It is so green and beautiful here. The rain really did it's work and since I've been back we've had nothing but cool (50-60F), sunny days. I wish I had more time to get out of the city and go to a park or to the beach or something, but for now I'm just happy that it's light at 7:00pm and it's not freezing cold here.

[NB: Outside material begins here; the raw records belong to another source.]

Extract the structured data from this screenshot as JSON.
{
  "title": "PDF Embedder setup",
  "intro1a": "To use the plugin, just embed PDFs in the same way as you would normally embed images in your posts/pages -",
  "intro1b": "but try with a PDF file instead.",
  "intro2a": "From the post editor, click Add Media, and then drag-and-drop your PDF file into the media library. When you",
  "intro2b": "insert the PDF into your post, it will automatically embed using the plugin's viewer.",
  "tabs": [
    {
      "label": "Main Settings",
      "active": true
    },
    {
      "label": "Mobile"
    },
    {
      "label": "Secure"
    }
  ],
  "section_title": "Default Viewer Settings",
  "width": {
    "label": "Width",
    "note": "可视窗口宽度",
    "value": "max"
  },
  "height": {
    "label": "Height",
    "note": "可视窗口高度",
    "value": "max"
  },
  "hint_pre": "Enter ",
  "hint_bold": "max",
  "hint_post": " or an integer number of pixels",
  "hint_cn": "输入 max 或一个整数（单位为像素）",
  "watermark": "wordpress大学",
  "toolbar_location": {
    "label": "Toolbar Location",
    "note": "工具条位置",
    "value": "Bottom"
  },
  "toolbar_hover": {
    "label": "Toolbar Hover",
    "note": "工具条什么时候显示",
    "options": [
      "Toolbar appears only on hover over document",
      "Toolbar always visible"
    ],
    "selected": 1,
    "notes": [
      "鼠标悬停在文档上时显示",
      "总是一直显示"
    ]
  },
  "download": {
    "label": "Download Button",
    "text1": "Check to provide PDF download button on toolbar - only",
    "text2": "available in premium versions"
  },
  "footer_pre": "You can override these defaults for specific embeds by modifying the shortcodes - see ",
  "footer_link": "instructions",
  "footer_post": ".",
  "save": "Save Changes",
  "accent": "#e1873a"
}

I've been reading another book by Robert Leahy, who wrote one of the cognitive behavioral therapy books I wrote about in a recent post. It's called The Worry Cure and it is full of much of the same type of advice as his other book, but is specifically geared towards worry and anxiety. One of the first things he talks about is dividing your worry between productive and unproductive worries. Can you take action on what you are worried about in the near future? No? Then, it's an unproductive worry. The idea is to figure out which worries are productive and turn them into tasks. And, for the unproductive worries, there is lots more advice. He advocates distracting yourself when you get really anxious or upset about something with statements about what is happening in the present moment (mindfulness), like "I am sitting at my computer.", "I am breathing in and out.", "There are kids playing on the playground outside.", "Nashira is sitting on the bed.", "A car is passing by.", etc. This is very useful. Also, he recommends redirecting thoughts from worries about what someone else is thinking or feeling to asking, "What do I want to do right now?" and "What is important to me?" (because, he says, you can never know for sure what someone else is thinking or feeling). I have also continued to use the "feared fantasy" exercise repeatedly. When I notice that I'm avoiding thinking about something because I think it's too painful, I force myself to think about it and I exaggerate it. In some (but not all) cases, it's incredibly relieving. In the cases where it's not immediately helpful, it still clarifies further for me what the issue is that I need to resolve. Also, Leahy says that chronic worriers are people who are intolerant of uncertainty. They always want to know everything for sure. They want certainty. But, there is no certainty in an uncertain world. According to Leahy, "the more you can tolerate uncertainty, the less worried you will be." This is definitely true for me. The book has lots of general advice and some specific advice for people who tend to worry about certain things, like relationships, health, and money. As usual, I'm leaving out a lot of what he said, because I'm only concentrating on the things which seemed most useful to me. One other thing I've learned from the book is that I'm not nearly as complex as I thought I was. I tend to worry about the same thing/type of thing repeatedly and it's always triggered by a few specific things, which I have pretty confidently identified through the many exercises assigned. Unfortunately, the worries haven't been totally eradicated, but I definitely feel like I know how to deal with them much better than I did before.